June 2 — Can non-Californian plaintiffs sue Bristol-Myers Squibb Co. over alleged injuries from the blood-thinner Plavix in a California court ( Bristol-Myers Squibb Co. v. Super. Ct. (Anderson), Cal., No. S221038, oral argument 6/2/16 )?

Justices of the California Supreme Court appeared skeptical of arguments by an attorney for the plaintiffs that the drugmaker's “nationwide marketing scheme” for Plavix or its relationship with a California-based national distributor supplied the necessary connection.

But some of the justices at the June 2 oral argument also questioned a Bristol-Myers Squibb attorney's reasons why jurisdiction over the company in this situation would be unfair.

Two types of personal jurisdiction are at issue in the case: general, or all-purpose, jurisdiction; and specific jurisdiction (43 PSLR 647, 5/18/15).
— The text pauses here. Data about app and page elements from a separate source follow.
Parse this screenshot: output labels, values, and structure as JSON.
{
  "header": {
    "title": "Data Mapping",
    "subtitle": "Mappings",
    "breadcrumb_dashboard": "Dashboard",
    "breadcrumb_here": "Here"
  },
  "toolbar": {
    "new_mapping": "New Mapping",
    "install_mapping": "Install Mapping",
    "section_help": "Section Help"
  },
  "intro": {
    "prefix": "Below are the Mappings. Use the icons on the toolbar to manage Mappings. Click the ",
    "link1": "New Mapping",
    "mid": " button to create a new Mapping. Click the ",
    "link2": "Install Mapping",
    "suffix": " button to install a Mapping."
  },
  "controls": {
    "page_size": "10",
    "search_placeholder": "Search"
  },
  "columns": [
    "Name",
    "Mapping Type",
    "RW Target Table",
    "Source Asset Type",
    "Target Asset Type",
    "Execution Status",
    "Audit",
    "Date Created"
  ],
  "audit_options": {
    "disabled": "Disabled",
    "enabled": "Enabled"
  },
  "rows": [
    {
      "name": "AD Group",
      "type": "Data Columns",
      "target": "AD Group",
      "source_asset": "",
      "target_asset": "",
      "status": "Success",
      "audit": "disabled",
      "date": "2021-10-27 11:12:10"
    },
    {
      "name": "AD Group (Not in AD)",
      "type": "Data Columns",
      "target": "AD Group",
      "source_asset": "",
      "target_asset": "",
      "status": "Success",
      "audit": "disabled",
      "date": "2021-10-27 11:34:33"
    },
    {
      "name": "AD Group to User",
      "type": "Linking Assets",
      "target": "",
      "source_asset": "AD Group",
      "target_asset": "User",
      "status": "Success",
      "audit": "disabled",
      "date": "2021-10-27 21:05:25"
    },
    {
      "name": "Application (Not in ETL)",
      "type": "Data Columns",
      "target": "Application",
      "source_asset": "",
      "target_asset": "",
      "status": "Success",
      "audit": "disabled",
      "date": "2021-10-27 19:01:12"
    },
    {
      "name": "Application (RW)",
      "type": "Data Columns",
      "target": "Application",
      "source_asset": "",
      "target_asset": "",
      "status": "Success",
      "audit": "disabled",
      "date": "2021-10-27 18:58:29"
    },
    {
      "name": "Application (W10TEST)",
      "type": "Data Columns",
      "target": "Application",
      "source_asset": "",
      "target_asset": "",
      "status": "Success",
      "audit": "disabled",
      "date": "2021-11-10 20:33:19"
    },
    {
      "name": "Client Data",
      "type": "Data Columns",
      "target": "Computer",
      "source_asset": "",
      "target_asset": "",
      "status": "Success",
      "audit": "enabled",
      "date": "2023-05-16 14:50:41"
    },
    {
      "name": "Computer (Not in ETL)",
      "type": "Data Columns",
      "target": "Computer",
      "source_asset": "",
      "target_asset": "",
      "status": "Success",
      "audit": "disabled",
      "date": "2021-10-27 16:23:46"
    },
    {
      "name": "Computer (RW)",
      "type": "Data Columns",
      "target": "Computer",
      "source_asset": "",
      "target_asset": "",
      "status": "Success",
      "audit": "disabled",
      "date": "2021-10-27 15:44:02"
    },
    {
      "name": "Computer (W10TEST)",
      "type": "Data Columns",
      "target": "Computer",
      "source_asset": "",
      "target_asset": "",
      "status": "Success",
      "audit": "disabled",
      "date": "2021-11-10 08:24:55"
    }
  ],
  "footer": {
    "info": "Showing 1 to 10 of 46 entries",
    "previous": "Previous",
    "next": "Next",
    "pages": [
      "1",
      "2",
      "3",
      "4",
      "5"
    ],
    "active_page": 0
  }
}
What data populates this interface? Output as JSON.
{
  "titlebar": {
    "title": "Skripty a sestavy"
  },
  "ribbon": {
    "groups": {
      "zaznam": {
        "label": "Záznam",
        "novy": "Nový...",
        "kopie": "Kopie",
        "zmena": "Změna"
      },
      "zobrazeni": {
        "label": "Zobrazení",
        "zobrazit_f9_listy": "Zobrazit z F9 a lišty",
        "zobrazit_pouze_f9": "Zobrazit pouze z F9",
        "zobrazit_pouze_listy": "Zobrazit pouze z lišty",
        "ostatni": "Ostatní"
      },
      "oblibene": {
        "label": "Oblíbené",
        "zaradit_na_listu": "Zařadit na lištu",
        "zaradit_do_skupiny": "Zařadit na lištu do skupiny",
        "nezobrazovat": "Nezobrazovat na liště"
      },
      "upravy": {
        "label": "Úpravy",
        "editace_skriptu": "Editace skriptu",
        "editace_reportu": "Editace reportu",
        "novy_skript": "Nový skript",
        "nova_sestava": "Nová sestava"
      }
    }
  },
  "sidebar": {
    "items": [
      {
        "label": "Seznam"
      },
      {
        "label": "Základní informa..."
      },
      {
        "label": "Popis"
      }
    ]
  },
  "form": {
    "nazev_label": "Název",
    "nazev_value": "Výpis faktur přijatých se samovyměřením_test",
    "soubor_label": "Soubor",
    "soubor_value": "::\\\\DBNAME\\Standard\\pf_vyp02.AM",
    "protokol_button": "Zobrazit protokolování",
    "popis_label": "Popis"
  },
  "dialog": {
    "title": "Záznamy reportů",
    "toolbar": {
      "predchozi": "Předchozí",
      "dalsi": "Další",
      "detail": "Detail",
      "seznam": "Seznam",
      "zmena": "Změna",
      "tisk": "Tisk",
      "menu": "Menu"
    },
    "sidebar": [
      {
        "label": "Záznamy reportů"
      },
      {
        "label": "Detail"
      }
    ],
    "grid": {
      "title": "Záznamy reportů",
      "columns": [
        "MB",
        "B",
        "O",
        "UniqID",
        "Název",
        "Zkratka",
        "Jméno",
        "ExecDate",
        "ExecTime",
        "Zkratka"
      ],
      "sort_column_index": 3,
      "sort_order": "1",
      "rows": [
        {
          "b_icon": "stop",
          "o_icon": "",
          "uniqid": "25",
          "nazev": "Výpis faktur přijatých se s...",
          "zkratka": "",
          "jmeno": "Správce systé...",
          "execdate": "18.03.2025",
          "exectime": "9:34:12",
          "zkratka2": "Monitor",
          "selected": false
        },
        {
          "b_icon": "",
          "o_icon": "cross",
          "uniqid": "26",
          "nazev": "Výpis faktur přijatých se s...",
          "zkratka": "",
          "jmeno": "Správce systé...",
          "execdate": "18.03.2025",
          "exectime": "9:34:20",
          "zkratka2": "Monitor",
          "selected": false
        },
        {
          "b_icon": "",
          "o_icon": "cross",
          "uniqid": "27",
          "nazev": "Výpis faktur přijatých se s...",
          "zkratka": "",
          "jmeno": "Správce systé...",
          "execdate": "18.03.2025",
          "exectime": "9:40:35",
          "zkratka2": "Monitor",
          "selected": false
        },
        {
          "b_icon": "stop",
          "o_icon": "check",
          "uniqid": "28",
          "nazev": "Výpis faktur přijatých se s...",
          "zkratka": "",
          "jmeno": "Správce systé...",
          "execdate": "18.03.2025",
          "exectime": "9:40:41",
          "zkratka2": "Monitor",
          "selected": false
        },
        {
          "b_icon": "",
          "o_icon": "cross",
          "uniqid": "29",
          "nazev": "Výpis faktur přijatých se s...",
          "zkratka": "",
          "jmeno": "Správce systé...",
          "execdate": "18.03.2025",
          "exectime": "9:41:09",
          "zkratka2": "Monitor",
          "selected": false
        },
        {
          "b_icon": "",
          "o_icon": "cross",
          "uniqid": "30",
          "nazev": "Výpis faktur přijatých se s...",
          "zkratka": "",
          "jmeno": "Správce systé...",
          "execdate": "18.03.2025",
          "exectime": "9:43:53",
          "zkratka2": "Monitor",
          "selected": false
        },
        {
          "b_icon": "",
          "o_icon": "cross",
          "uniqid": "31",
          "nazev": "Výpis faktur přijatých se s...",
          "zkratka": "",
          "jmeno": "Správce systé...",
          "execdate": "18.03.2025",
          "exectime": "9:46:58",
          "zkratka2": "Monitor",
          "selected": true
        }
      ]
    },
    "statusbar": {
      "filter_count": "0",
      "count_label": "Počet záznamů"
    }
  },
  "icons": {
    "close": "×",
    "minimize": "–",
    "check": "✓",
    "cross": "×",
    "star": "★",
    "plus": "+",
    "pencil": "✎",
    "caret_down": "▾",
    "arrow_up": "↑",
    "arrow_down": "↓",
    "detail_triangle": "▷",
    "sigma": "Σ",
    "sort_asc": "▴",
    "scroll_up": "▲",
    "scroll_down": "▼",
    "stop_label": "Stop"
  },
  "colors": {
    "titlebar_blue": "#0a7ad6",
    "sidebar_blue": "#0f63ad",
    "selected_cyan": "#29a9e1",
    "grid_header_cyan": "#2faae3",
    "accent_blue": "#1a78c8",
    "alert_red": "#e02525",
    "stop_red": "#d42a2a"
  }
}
General jurisdiction applies when a defendant is incorporated or headquartered in the state. Specific jurisdiction can be asserted when the defendant's activities in the state give rise to the claims.

Bristol-Myers Squibb has its headquarters in New York and is incorporated in Delaware.

Sliding Scale

Much of the discussion focused on specific jurisdiction, governed in California not only by U.S. Supreme Court cases but also by state caselaw utilizing a “sliding scale” for the necessary level of contact with the state and the relation of the claims to the state.

The higher the level of contact, the less plaintiffs must show the degree of relatedness, plaintiffs' attorney Stuart B. Esner of Esner Chang & Boyer in Pasadena, Calif., told the court. Here, he argued, Bristol-Myers Squibb had a great deal of contact with California.

But wouldn't a nationwide business always be subject to suit in California, one of the justices wondered.

Has the relatedness inquiry “eroded to the vanishing point?” another justice asked.

Proportionality

Anand Agneshwar, arguing for Bristol-Myers Squibb, focused on a “proportionality” concern.

About 10 percent of the U.S. population is in California, but under the plaintiffs' theory, the company would be answerable in California courts for 100 percent of worldwide claims, Agneshwar, with Arnold & Porter LLP in New York, said.

But some of the justices found this puzzling. Is proportionality a due-process notion in the sense that it violates the notion of fair play? What's the additional burden of adding the out-of-state plaintiffs to the Plavix suit, which also has California plaintiffs?

All-Purpose Jurisdiction

General jurisdiction, the subject of a thorough U.S. Supreme Court decision, Daimler AG v. Bauman, 2014 BL 9151 134 S. Ct. 746 (U.S. 2014), only came up in passing.

Esner said he read Daimler, which many view as severely curtailing all-purpose jurisdiction, (44 PSLR 65, 1/18/16) as “reinforcing the vitality of specific jurisdiction.”

Agneshwar cautioned the court not to conflate the two types of jurisdiction.

One justice asked him about the sliding scale. He responded, “If state-specific contact goes down to zero, I don't think that flies after Daimler.”

To contact the reporter on this story: Martina S. Barash in Washington at mbarash@bna.com

To contact the editor responsible for this story: Steven Patrick at spatrick@bna.com